COVID-19 had changed my life and those of many others, with me and my dad often going on walks across town to the library or food market, trying to not stay cooped up in the house 24/7. Others had the same idea, with the number of people going to local, county, and state parks increasing, as the locations were open despite the fact some restrictions were put in place. As the days passed, I was impressed to see the efforts of archivists working to ensure their records could be preserved remotely, even joining a Google Group to help those in my profession who were struggling, and librarians who created resources for those who were unemployed.
The first day of my job, remotely, was strange, having to talk with my supervisor on WebEx, which felt awkward, different from having to talk to someone face-to-face. I recorded my own hours and did work on my computer, listening to some songs on Soundcloud, but it was nothing like working in an actual office behind a computer screen, with an office.
While I can’t predict what comes ahead in this years remaining weeks and months, I remain hopeful for the future, knowing this virus will pass like all other pandemics, whether the one which began in 1918, the Swine Flu, or H1N1, to name a few.
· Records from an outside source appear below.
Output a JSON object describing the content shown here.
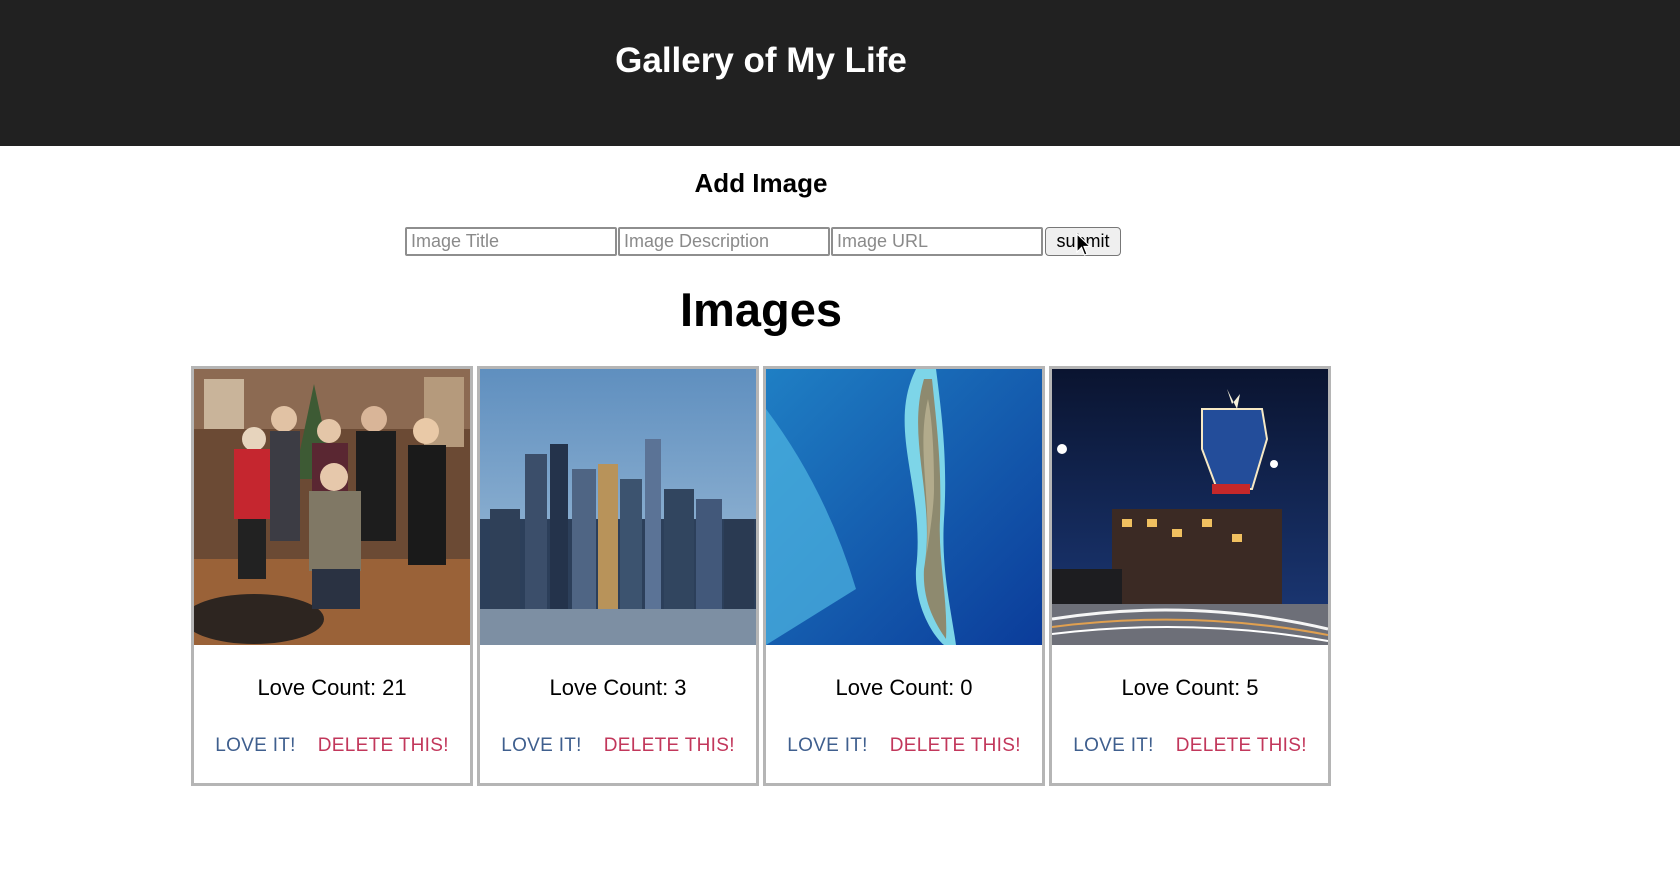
{
  "header": {
    "title": "Gallery of My Life"
  },
  "add_form": {
    "heading": "Add Image",
    "title_placeholder": "Image Title",
    "description_placeholder": "Image Description",
    "url_placeholder": "Image URL",
    "submit_label": "submit"
  },
  "images_section": {
    "heading": "Images",
    "love_count_label": "Love Count:",
    "love_button_label": "LOVE IT!",
    "delete_button_label": "DELETE THIS!",
    "items": [
      {
        "love_count": "21"
      },
      {
        "love_count": "3"
      },
      {
        "love_count": "0"
      },
      {
        "love_count": "5"
      }
    ]
  },
  "colors": {
    "header_bg": "#212121",
    "love_button": "#3f5f8e",
    "delete_button": "#c2375b"
  },
  "icons": {
    "cursor": "arrow-cursor-icon"
  }
}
Please note: The views, information, and opinions expressed and shared on the underbelly through the Collecting in Quarantine project do not necessarily represent those of the Maryland Historical Society. Our staff does not verify for accuracy the information contained within these submissions. We also do not edit the content beyond minor modifications for formatting or to remove personally identifying information, if applicable. Just like the historic letters in our collection, each letter presents the writer’s own perspective. The primary purpose of this series, with the permission of contributors, is to share and collect the experiences of Marylanders living through the COVID-19 crisis at this moment in time.
To learn more about the Collecting in Quarantine project and how to share a story of your own, click here.